Te Kete Ipurangi Navigation:

Te Kete Ipurangi

Te Kete Ipurangi user options:

ESOL Online. Every child literate - a shared responsibility.
Ministry of Education.

Learning task 3

Expected time frame: 2-3 lessons

Teaching and learning purposes

These learning activities are designed to teach students how to use open questions as a pre-reading skill to facilitate access to specific information.

Ensuring learners know the content and language learning outcomes

  • Share the learning outcomes, including language learning outcomes, with your students, for example.
    • I understand the difference between closed and open questions
    • I can write open questions
    • I can use open questions to find information in a text

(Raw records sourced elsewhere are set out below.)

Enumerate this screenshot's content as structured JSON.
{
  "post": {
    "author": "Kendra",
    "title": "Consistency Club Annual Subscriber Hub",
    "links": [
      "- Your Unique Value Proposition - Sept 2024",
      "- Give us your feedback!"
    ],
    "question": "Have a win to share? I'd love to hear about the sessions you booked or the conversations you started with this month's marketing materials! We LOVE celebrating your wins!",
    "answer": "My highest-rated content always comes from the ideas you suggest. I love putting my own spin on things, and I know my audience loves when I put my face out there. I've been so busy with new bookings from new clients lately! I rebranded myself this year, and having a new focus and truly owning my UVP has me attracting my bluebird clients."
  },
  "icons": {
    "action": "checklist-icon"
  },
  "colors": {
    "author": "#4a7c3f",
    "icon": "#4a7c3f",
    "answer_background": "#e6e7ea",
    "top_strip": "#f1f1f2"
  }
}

Providing many opportunities for authentic language use with a focus on using authentic language

  • Using open questions
    • From the news (newspaper, radio, TV, internet) ask students to find at least two items about the leader of a country (photograph, cartoon, video news clip, news story, taped radio item). Ask students to write a heading for each item.
    • Explain to students the difference between closed and open questions. See Open and closed questions for more information and examples.
    • Ask students to complete the identifying closed and open questions task (Word 32KB) .
    • Ensure that students are familiar with a range of question forms to ask open questions. These typically begin with what, why or how. See Simple guide to asking questions in English for grammatical information about question forms.
    • Ask students to write four open questions about the news item. Students should check that the questions cannot be answered by yes/no or single word answers. They should also provide answers to each question.
    • These news items and questions can then be used as resources in small groups or with the whole class, as appropriate.

Help students achieve the same explicit learning outcomes with differentiated levels of support

Variations for extra support

  • Model the activity using a news item about a NZ leader.
  • Provide some possible question starters e.g. What does the leader say about…? Why does the leader believe that…? How does he think that the government can…?

Include opportunities for monitoring and self-evaluation


  • Use the RIQ (Recall, Insights and Question) strategy to encourage student reflection and monitor their learning. Ask students to:
    • recall three things from this lesson sequence
    • write down two insights or ideas received during the lesson sequence
    • write one question that they still have.
  • Students can share what they have written with a partner.
  • Use student responses and questions to inform next learning steps.

Published on: 09 Jan 2018